Lesson 4: Finding Your Work Takes Time, And May Change Over Time
This is a hard one: there is simply no substitute for time. Quick, easy victories often end up being meaningless, but it’s the hard-fought wisdom that proves true in the end. Maybe you’ve switched streams a few times looking for the perfect fit. Chef Derek Dos Anjos told us how he quit working in restaurants at one point to work for MTV, only to realize his heart was in food. Maybe you’ve stayed where you are to shape the work to who you are. Matt Gunderman used his education to increase the influence and impact he could have in his work. Regardless, perspective only comes with sufficient distance.
That graph we mentioned earlier – the horizontal axis is time. So, if we’re unhappy, or even if we’re just uncertain, the solutions rarely lie in a single action or change. More often satisfaction, or success, or whatever is lacking, is the result of a series of intentional changes combined with sufficient time and the work needed to create something different.

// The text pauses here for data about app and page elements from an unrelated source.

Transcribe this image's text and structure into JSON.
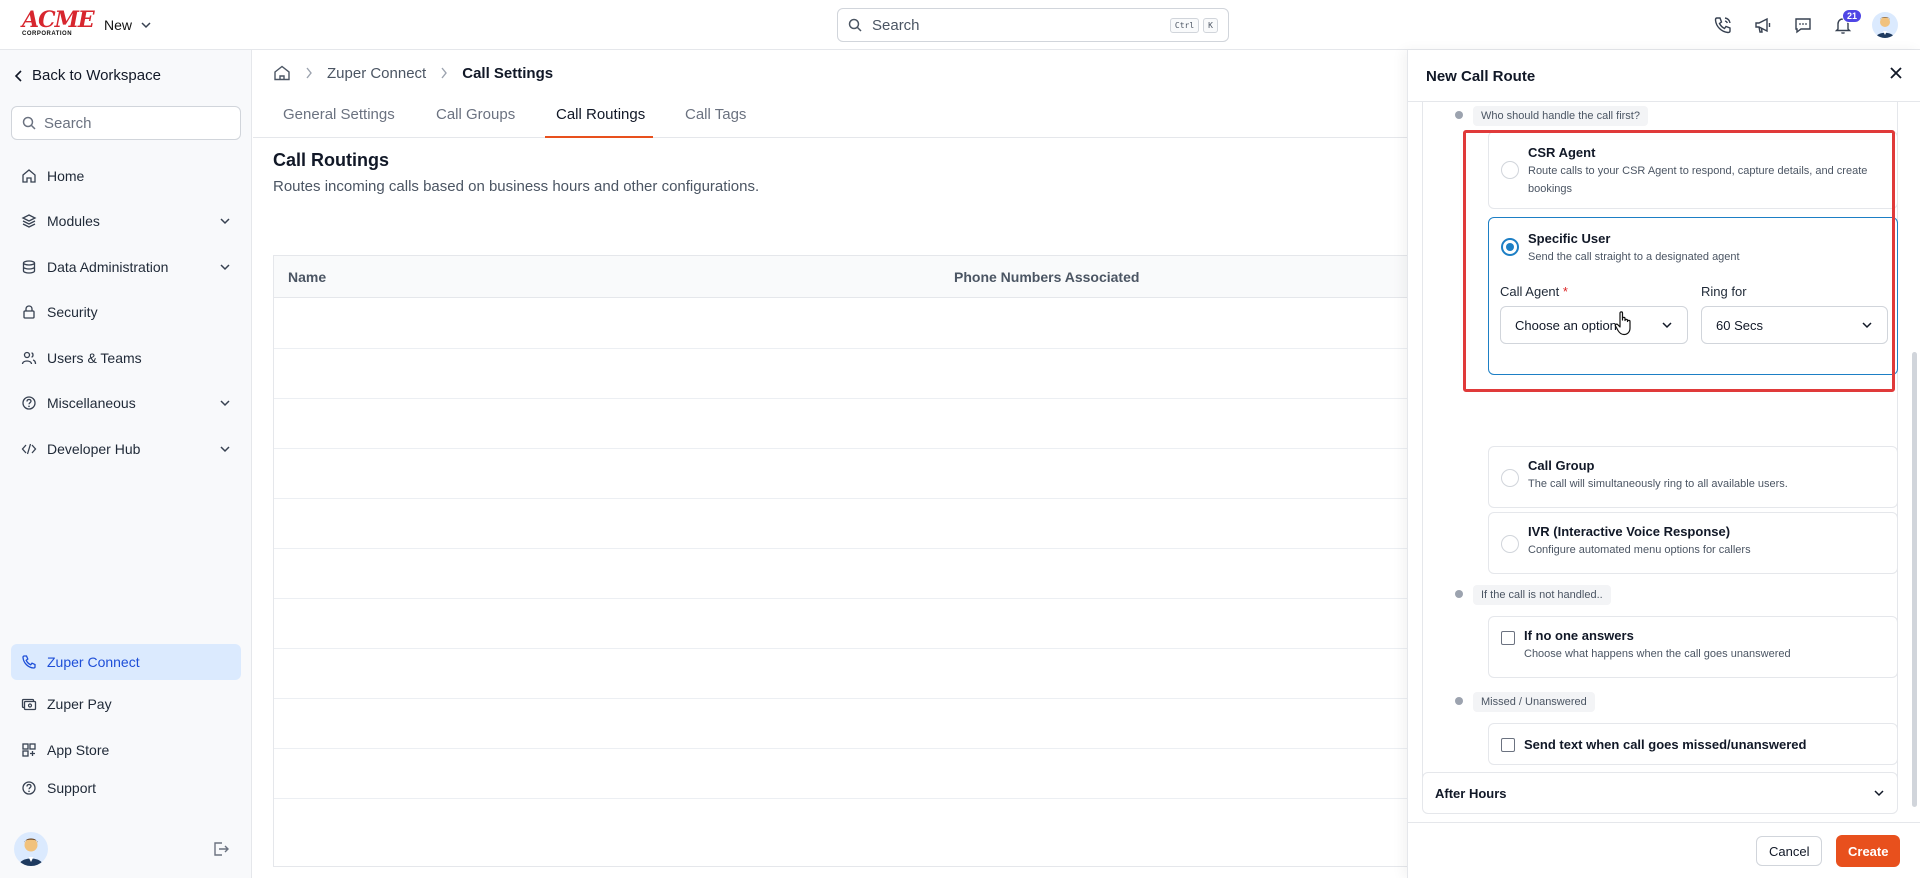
{
  "app": {
    "logo_text": "ACME",
    "logo_sub": "CORPORATION",
    "new_label": "New",
    "search_placeholder": "Search",
    "search_kbd_1": "Ctrl",
    "search_kbd_2": "K",
    "notification_count": "21"
  },
  "sidebar": {
    "back_label": "Back to Workspace",
    "search_placeholder": "Search",
    "items": [
      {
        "label": "Home",
        "icon": "home-icon"
      },
      {
        "label": "Modules",
        "icon": "layers-icon",
        "expandable": true
      },
      {
        "label": "Data Administration",
        "icon": "database-icon",
        "expandable": true
      },
      {
        "label": "Security",
        "icon": "lock-icon"
      },
      {
        "label": "Users & Teams",
        "icon": "users-icon"
      },
      {
        "label": "Miscellaneous",
        "icon": "help-circle-icon",
        "expandable": true
      },
      {
        "label": "Developer Hub",
        "icon": "code-icon",
        "expandable": true
      }
    ],
    "bottom_items": [
      {
        "label": "Zuper Connect",
        "icon": "phone-icon",
        "active": true
      },
      {
        "label": "Zuper Pay",
        "icon": "pay-icon"
      },
      {
        "label": "App Store",
        "icon": "grid-icon"
      },
      {
        "label": "Support",
        "icon": "help-circle-icon"
      }
    ]
  },
  "main": {
    "breadcrumb": [
      "Zuper Connect",
      "Call Settings"
    ],
    "tabs": [
      {
        "label": "General Settings",
        "active": false
      },
      {
        "label": "Call Groups",
        "active": false
      },
      {
        "label": "Call Routings",
        "active": true
      },
      {
        "label": "Call Tags",
        "active": false
      }
    ],
    "title": "Call Routings",
    "subtitle": "Routes incoming calls based on business hours and other configurations.",
    "table_headers": [
      "Name",
      "Phone Numbers Associated"
    ]
  },
  "panel": {
    "title": "New Call Route",
    "step1_label": "Who should handle the call first?",
    "options": [
      {
        "title": "CSR Agent",
        "desc": "Route calls to your CSR Agent to respond, capture details, and create bookings",
        "selected": false
      },
      {
        "title": "Specific User",
        "desc": "Send the call straight to a designated agent",
        "selected": true
      },
      {
        "title": "Call Group",
        "desc": "The call will simultaneously ring to all available users.",
        "selected": false
      },
      {
        "title": "IVR (Interactive Voice Response)",
        "desc": "Configure automated menu options for callers",
        "selected": false
      }
    ],
    "call_agent_label": "Call Agent",
    "call_agent_required": "*",
    "call_agent_value": "Choose an option",
    "ring_for_label": "Ring for",
    "ring_for_value": "60 Secs",
    "step2_label": "If the call is not handled..",
    "no_answer_title": "If no one answers",
    "no_answer_desc": "Choose what happens when the call goes unanswered",
    "step3_label": "Missed / Unanswered",
    "send_text_label": "Send text when call goes missed/unanswered",
    "after_hours_label": "After Hours",
    "cancel_label": "Cancel",
    "create_label": "Create"
  },
  "colors": {
    "accent": "#e8501d",
    "selected_blue": "#1d7fc5",
    "highlight_red": "#e03a3a",
    "active_nav_bg": "#dbeafe"
  }
}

Which brings us to:
Lesson 5: It’s Never Too Late to Start
How many situations can you look back at and say, “If I’d only started then…I’d be somewhere different now”? In episode 3 David Wilcox talks about the “time-lapse bravery” of songwriting, of large-scale insight packed into a three-minute song. Finding one’s life’s work is kind of the opposite of writing a song. It’s a kind of bravery that can only be seen through a long lens. But the one sure thing is: you’ll never be anywhere different if you don’t start moving your feet.
For small business owner Danny Korman, that was admitting that the amazing thing he’d created had to end for the new chapter to begin. And so he closed his store Park & Vine after 10 very successful years and moved to Colorado. Tamaya Dennard wouldn’t be changing local politics in Cincinnati if she’d been afraid to leave corporate real-estate (and its big paycheck) and move into public service.
The culture that surrounds our work (at least in the United States) is largely built by the voices of industry, and those voices generally benefit from keeping people “stable.” But stable is a relative term. And the economy of recent years has proven for far too many of us how unreliable our institutions can be. But voyages of personal discovery are almost never based on apparent stability, they’re based on desire and hope. It’s never too late to find your calling, to reinvent yourself, to start your second (or third, or fourth) act.
Because (and this is a bonus insight):
The Job Is Almost Never the Work.
Because the “meaningful work” we’re searching for isn’t a paycheck. It’s the work of determining who we are and what we want from our lives. It’s figuring out how we can best be of service to the world around us. The true work is what it takes to get us there, and what it takes to get us to the next place. Maybe seeing our work through this lens will help us all be a little more inspired, even in the midst of less-than-perfect situations. Maybe we’ll be a little more appreciative of what those around us are doing to make sense of it all. And maybe we’ll cultivate a little more hope for what we are becoming.
Questions as you think about meaningful work:
- What are you expecting from your current work? Is it realistic?
- What might you be doing in your current job to make it more fulfilling?
- What could you do outside of your job to better fulfill those un-met parts of yourself?
Let us know how you’re asking and answering these questions in your life and work. Drop us a line here, or on Facebook, Twitter, or Instagram, and let us know if you have additional insights, and what these conversations mean to you.
Thanks for listening. Thanks for reading. Here’s to the future of what we will learn together.